▶ [About this exercise]: What is needed here is every line of the records that includes "title".

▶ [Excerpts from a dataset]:
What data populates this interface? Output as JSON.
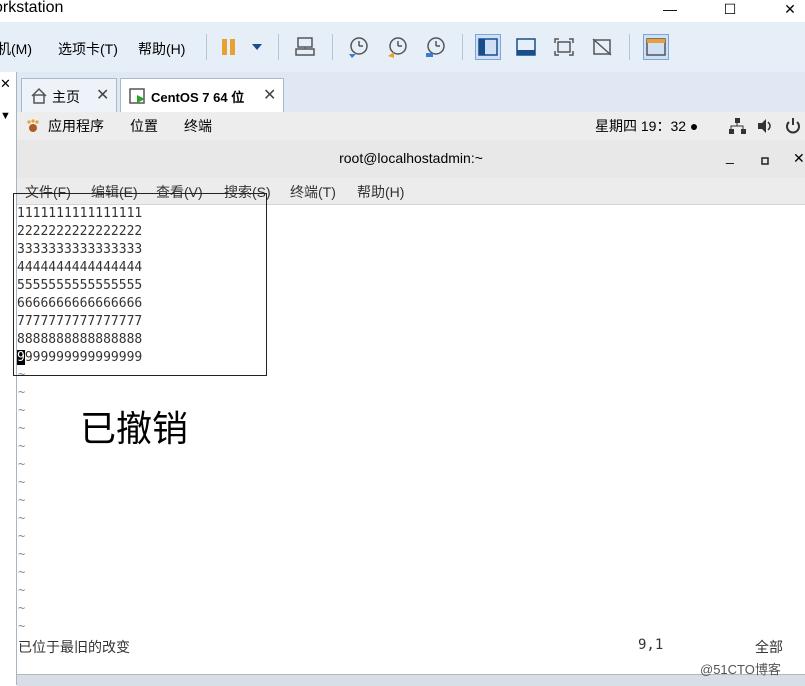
{
  "window": {
    "title": "orkstation",
    "min": "—",
    "max": "☐",
    "close": "✕"
  },
  "vm_menu": {
    "machine": "机(M)",
    "tabs": "选项卡(T)",
    "help": "帮助(H)"
  },
  "tabs": [
    {
      "label": "主页",
      "close": "✕"
    },
    {
      "label": "CentOS 7 64 位",
      "close": "✕"
    }
  ],
  "gnome": {
    "apps": "应用程序",
    "places": "位置",
    "terminal": "终端",
    "clock": "星期四 19：32 ●"
  },
  "terminal": {
    "title": "root@localhostadmin:~",
    "menu": [
      "文件(F)",
      "编辑(E)",
      "查看(V)",
      "搜索(S)",
      "终端(T)",
      "帮助(H)"
    ],
    "lines": [
      "1111111111111111",
      "2222222222222222",
      "3333333333333333",
      "4444444444444444",
      "5555555555555555",
      "6666666666666666",
      "7777777777777777",
      "8888888888888888",
      "9999999999999999"
    ],
    "tilde": "~"
  },
  "annotation": "已撤销",
  "status": {
    "message": "已位于最旧的改变",
    "position": "9,1",
    "scope": "全部"
  },
  "watermark": "@51CTO博客",
  "colors": {
    "accent": "#e8a030",
    "selection": "#cfe0f5"
  }
}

▶ [Written response]:
    "title": "orkstation",
    "title": "root@localhostadmin:~",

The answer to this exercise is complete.